The FCC released its 15th Annual Wireless Competition Report yesterday, and the Commission should be commended for the impressive body of work that the Report represents. The Report offers a rigorous analysis of competition within multiple sectors of the wireless marketplace and highlights several key trends. The results are impressive – and they clearly portray a competitive and innovative U.S. wireless marketplace that is delivering incredible value for U.S. wireless consumers.
Importantly, the Report relies as its bedrock on an impressive compendium of facts and hard data on various aspects of the wireless industry. And taken as whole, the Report offers a decisive factual rebuttal of much of the rhetoric that has filled the debate on AT&T’s acquisition of T-Mobile.
Let’s look at just a few of the Report’s many findings:
Estimated Mobile Voice Coverage by Census Block: The percentage of the US population that could, in 2010, choose from 5 or more providers of mobile voice services was 89.6%, trending up from 72.8% in 2009. Table 5. The percentage of the US population that could, in 2010, choose from 4 or more wireless broadband providers was 67.8%, trending up from 58% in 2009. Table 7. These facts wholly rebut the persistent claim by our opponents of the emerging U.S. wireless “duopoly.”
Just as importantly, these results are all drawn from a census block analysis – a very localized look that reflects the fact that consumers shop for service in the local areas where they live, work and travel. The Report’s findings clearly support that the relevant geographic market for consumers is the local/CMA market – not the national market that our opponents have been urging. fn 117.
Pricing: The Report unequivocally demonstrates that voice revenue per minute or RPM has consistently and dramatically declined for much of the last two decades. Chart 23. It declined another 9% from 2008 to 2009. Table 20. Price per text dropped for the fifth consecutive year, this time by 25% from the previous year. Para 193. And the price per megabit of data traffic dropped even more dramatically. Para 194. Overall ARPU is also down year over year. Chart 26.

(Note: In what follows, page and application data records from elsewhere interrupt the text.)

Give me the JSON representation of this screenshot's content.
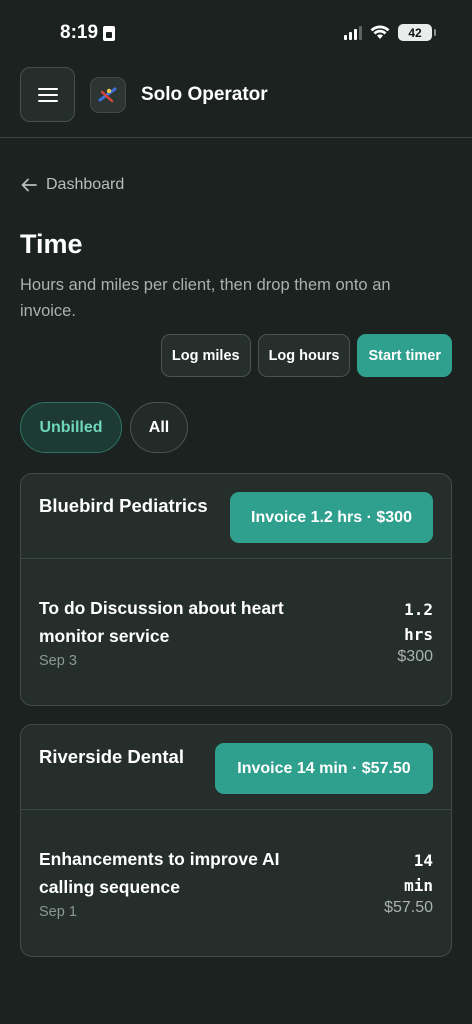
{
  "status_bar": {
    "time": "8:19",
    "battery": "42"
  },
  "header": {
    "menu_icon": "hamburger-menu-icon",
    "logo_icon": "solo-operator-logo",
    "app_title": "Solo Operator"
  },
  "breadcrumb": {
    "icon": "arrow-left-icon",
    "label": "Dashboard"
  },
  "page": {
    "title": "Time",
    "subtitle": "Hours and miles per client, then drop them onto an invoice."
  },
  "actions": {
    "log_miles": "Log miles",
    "log_hours": "Log hours",
    "start_timer": "Start timer"
  },
  "filters": [
    {
      "label": "Unbilled",
      "active": true
    },
    {
      "label": "All",
      "active": false
    }
  ],
  "colors": {
    "background": "#1b221f",
    "card": "#252e2a",
    "accent": "#2fa08e",
    "accent_text": "#6fd6bd"
  },
  "clients": [
    {
      "name": "Bluebird Pediatrics",
      "invoice_label": "Invoice 1.2 hrs · $300",
      "entries": [
        {
          "description": "To do Discussion about heart monitor service",
          "date": "Sep 3",
          "quantity_value": "1.2",
          "quantity_unit": "hrs",
          "amount": "$300"
        }
      ]
    },
    {
      "name": "Riverside Dental",
      "invoice_label": "Invoice 14 min · $57.50",
      "entries": [
        {
          "description": "Enhancements to improve AI calling sequence",
          "date": "Sep 1",
          "quantity_value": "14",
          "quantity_unit": "min",
          "amount": "$57.50"
        }
      ]
    }
  ]
}
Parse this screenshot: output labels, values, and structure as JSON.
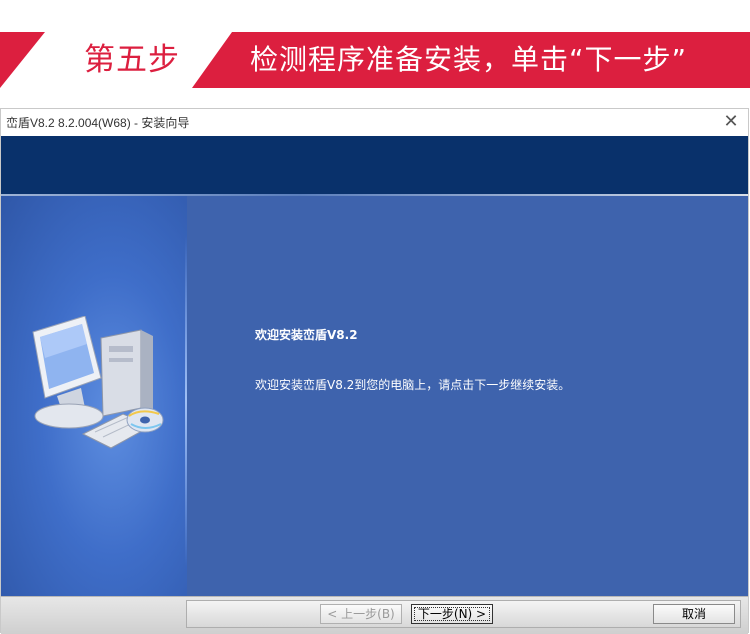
{
  "banner": {
    "step_label": "第五步",
    "title": "检测程序准备安装，单击“下一步”",
    "accent_color": "#dc1f3f"
  },
  "window": {
    "title": "峦盾V8.2 8.2.004(W68) - 安装向导",
    "close_icon": "close-icon"
  },
  "wizard": {
    "welcome_title": "欢迎安装峦盾V8.2",
    "welcome_text": "欢迎安装峦盾V8.2到您的电脑上，请点击下一步继续安装。",
    "illustration": "computer-with-cd-icon"
  },
  "buttons": {
    "back": "< 上一步(B)",
    "next": "下一步(N) >",
    "cancel": "取消"
  }
}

Notably, these price decreases occurred during an extended period in which the average HHI, as calculated by the FCC, would be considered indicative of a “highly concentrated” industry. This is no surprise, because while merger opponents insist on equating a high HHI with a lack of competition, the FCC recognizes that “[s]hares of subscribers and measures of concentration are not synonymous with a non-competitive market or with market power.” Para 54.
Spectrum holdings: The Report makes very clear that, because of Sprint’s interests in Clearwire, the FCC attributes Clearwire’s spectrum holdings to Sprint — no ifs, ands or buts. Report, fn 19. The report also notes that Sprint and Clearwire together hold 47% of the MHz-POPs of the above-1 GHz bands, which include PCS, AWS, BRS and EBS. Perhaps now Sprint will stop trying to deny its attributable interest in the Clearwire spectrum and the combined Sprint/Clearwire spectrum holdings that Sprint’s CEO has called the best in the industry.
Mobile Broadband Subscribers and their Devices: Finally, the report is full of good news about mobile wireless internet access subscribers and the devices they use. Wireless connections are up; wireless internet access subscribers are up; devices in use capable of +200 kbps are up; and, most importantly, adoption rates across mobile data services are up. Consumers have greater access to mobile broadband devices and are doing more with those devices when they acquire them. This is great news for U.S. consumers and the U.S. economy, and these trends will only continue when AT&T deploys a 4G LTE network to over 97% of all Americans.
Our appreciation goes to the FCC’s Wireless Bureau for this exhaustive Report and the tremendous effort that must have gone into its publication. It paints a vibrant picture of wireless competition, but the story on 4G network deployment is only starting to emerge. The report finds that five carriers had deployed or announced plans to deploy a LTE or WiMAX network by year-end 2010 or early 2011: Verizon Wireless, AT&T, Sprint, Clearwire and MetroPCS. This does not include additional carriers with announced LTE plans, including Leap, U.S. Cellular, Cell South and LightSquared. As to T-Mobile, the Report’s finding on its path to LTE is also clear: “No U.S.-specific plans.”
AT&T’s acquisition of T-Mobile can change that fact. By combining the companies’ network and spectrum resources, AT&T will deploy a 4G LTE network that will offer service to its customers, to T-Mobile’s customers and to 55 million more Americans than would otherwise have been served by AT&T’s planned LTE deployment. And that is a fact we hope will be found in future FCC Reports on Wireless Competition.